(Data about app and page elements)
--- START ---

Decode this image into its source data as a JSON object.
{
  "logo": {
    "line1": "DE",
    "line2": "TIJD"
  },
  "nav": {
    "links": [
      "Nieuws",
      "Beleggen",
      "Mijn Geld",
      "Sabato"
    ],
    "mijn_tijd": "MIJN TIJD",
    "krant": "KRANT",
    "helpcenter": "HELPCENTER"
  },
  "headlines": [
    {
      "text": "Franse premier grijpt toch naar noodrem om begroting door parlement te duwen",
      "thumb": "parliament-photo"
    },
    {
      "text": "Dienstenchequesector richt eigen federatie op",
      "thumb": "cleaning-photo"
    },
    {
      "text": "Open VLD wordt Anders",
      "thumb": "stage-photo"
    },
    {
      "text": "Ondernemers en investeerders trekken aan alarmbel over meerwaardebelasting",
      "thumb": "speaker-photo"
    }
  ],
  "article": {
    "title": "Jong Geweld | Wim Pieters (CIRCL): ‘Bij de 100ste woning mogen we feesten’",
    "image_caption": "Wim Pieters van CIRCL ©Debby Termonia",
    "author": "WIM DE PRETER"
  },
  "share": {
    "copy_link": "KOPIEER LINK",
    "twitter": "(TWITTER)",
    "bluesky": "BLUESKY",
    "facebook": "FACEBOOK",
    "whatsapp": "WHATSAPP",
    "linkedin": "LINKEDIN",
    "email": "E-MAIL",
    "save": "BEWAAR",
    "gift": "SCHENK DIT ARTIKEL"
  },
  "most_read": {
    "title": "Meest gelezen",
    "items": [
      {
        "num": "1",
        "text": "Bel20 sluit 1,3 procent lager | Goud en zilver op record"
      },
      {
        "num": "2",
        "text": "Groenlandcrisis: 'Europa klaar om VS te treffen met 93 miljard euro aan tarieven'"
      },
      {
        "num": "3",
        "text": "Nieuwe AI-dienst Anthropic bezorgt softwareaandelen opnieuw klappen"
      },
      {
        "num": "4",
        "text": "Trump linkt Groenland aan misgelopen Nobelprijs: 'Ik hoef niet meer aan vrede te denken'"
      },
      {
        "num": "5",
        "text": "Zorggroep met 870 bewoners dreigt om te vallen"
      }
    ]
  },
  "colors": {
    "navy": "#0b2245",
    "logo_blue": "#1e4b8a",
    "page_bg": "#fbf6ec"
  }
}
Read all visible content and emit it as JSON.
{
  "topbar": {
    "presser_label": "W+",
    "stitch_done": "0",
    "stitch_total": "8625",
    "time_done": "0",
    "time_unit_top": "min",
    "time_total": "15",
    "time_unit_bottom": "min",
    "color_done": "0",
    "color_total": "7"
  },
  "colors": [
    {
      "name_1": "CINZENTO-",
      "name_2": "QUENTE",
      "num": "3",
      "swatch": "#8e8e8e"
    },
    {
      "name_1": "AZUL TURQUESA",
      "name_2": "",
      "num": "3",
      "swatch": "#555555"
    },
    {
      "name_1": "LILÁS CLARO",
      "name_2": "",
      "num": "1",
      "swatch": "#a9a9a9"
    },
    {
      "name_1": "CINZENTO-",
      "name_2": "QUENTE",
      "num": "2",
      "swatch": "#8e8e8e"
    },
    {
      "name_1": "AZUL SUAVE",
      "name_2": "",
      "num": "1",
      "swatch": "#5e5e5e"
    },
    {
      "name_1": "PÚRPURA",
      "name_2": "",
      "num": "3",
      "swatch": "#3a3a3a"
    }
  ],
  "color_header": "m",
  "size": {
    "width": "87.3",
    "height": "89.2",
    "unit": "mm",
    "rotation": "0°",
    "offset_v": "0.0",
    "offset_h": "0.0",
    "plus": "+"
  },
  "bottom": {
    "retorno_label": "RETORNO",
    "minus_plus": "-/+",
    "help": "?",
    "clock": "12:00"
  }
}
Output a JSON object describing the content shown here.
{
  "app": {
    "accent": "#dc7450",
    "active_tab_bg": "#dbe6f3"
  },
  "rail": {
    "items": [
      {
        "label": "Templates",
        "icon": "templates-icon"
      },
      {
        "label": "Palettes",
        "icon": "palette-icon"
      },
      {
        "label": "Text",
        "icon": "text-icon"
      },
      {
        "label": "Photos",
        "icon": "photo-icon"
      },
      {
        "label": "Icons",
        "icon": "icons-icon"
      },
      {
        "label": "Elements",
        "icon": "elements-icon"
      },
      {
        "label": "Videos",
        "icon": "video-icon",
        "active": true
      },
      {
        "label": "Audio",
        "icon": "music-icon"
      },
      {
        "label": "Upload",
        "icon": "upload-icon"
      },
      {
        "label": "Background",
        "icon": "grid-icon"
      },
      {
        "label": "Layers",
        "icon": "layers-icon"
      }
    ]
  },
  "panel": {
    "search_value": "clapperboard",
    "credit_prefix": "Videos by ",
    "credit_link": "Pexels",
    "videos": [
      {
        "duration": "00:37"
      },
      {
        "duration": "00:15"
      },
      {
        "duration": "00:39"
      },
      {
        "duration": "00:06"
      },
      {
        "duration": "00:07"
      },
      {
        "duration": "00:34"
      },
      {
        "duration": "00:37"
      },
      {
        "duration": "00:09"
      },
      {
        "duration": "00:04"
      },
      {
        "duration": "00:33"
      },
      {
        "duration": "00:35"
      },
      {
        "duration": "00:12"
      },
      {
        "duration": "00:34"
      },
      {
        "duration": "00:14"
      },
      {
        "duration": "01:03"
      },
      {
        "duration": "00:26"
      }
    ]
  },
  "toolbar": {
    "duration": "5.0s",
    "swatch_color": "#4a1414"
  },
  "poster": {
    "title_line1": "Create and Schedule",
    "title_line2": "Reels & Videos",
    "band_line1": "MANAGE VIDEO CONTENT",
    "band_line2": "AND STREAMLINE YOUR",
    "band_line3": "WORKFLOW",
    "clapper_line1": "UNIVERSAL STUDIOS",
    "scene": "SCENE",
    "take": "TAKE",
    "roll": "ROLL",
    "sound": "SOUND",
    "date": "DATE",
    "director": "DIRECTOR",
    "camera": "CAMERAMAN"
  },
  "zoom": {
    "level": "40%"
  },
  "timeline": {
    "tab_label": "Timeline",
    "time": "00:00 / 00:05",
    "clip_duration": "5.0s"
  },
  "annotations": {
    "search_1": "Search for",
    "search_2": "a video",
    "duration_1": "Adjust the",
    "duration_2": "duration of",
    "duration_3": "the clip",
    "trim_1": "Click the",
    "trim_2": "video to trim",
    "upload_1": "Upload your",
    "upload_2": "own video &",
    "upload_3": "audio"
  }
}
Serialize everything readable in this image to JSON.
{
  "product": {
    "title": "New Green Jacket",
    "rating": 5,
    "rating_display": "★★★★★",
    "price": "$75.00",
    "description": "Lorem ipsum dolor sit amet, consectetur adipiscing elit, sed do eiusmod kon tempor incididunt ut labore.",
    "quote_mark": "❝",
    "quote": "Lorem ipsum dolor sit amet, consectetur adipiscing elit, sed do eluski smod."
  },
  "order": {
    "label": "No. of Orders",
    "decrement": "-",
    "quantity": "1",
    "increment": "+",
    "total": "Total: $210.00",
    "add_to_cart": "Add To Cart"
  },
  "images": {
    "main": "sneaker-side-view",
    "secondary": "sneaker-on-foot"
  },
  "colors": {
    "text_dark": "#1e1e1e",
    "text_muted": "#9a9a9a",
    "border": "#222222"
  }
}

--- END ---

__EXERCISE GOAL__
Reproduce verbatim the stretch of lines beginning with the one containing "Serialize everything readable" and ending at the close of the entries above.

__WRITTEN REPLY__
Serialize everything readable in this image to JSON.
{
  "product": {
    "title": "New Green Jacket",
    "rating": 5,
    "rating_display": "★★★★★",
    "price": "$75.00",
    "description": "Lorem ipsum dolor sit amet, consectetur adipiscing elit, sed do eiusmod kon tempor incididunt ut labore.",
    "quote_mark": "❝",
    "quote": "Lorem ipsum dolor sit amet, consectetur adipiscing elit, sed do eluski smod."
  },
  "order": {
    "label": "No. of Orders",
    "decrement": "-",
    "quantity": "1",
    "increment": "+",
    "total": "Total: $210.00",
    "add_to_cart": "Add To Cart"
  },
  "images": {
    "main": "sneaker-side-view",
    "secondary": "sneaker-on-foot"
  },
  "colors": {
    "text_dark": "#1e1e1e",
    "text_muted": "#9a9a9a",
    "border": "#222222"
  }
}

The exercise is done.